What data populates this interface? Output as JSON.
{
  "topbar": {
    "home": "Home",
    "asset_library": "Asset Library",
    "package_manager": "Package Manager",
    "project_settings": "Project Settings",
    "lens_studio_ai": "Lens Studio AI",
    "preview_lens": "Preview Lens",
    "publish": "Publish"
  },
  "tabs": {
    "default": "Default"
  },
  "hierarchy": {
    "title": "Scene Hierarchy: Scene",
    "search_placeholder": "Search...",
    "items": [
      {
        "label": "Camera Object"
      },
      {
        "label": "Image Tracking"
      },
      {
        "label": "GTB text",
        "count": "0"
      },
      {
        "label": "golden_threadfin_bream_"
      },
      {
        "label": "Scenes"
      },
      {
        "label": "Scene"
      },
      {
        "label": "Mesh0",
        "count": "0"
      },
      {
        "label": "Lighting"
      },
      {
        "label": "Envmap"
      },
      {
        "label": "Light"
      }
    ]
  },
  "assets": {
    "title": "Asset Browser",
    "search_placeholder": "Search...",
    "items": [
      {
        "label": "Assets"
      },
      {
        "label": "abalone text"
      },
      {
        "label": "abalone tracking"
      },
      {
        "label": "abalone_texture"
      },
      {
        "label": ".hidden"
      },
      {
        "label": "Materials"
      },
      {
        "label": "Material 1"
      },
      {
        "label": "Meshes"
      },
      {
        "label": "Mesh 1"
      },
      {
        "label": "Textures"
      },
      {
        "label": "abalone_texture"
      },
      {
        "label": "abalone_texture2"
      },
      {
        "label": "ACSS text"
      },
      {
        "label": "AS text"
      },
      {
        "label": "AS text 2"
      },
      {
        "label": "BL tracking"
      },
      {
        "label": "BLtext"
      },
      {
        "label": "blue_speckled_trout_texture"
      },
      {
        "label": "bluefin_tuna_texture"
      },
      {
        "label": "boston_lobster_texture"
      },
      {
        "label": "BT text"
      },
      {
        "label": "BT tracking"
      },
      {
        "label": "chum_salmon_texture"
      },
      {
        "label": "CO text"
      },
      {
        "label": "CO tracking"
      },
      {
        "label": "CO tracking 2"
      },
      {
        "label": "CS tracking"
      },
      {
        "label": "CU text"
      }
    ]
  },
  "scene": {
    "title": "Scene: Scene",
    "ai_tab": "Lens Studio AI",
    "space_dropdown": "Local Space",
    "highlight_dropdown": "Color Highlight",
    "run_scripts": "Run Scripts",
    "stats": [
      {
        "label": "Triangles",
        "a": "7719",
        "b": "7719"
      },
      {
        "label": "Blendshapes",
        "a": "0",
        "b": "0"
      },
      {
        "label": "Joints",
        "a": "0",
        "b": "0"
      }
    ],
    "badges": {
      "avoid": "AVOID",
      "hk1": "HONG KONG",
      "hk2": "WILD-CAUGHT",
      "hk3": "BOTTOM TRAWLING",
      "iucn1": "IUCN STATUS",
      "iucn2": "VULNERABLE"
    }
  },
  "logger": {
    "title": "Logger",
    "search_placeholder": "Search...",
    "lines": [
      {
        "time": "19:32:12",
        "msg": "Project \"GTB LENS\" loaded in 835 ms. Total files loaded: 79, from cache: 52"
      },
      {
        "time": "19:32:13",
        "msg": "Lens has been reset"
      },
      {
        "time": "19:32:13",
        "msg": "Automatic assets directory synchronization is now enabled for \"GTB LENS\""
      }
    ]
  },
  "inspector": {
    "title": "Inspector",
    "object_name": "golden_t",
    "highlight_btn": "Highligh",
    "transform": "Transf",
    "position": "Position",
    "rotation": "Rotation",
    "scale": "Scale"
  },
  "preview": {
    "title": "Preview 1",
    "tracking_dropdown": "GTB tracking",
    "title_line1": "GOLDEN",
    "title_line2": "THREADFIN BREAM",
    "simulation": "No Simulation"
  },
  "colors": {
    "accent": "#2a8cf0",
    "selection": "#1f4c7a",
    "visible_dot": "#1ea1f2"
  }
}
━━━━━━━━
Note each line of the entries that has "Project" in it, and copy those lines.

*Task output*.
    "project_settings": "Project Settings",
        "msg": "Project \"GTB LENS\" loaded in 835 ms. Total files loaded: 79, from cache: 52"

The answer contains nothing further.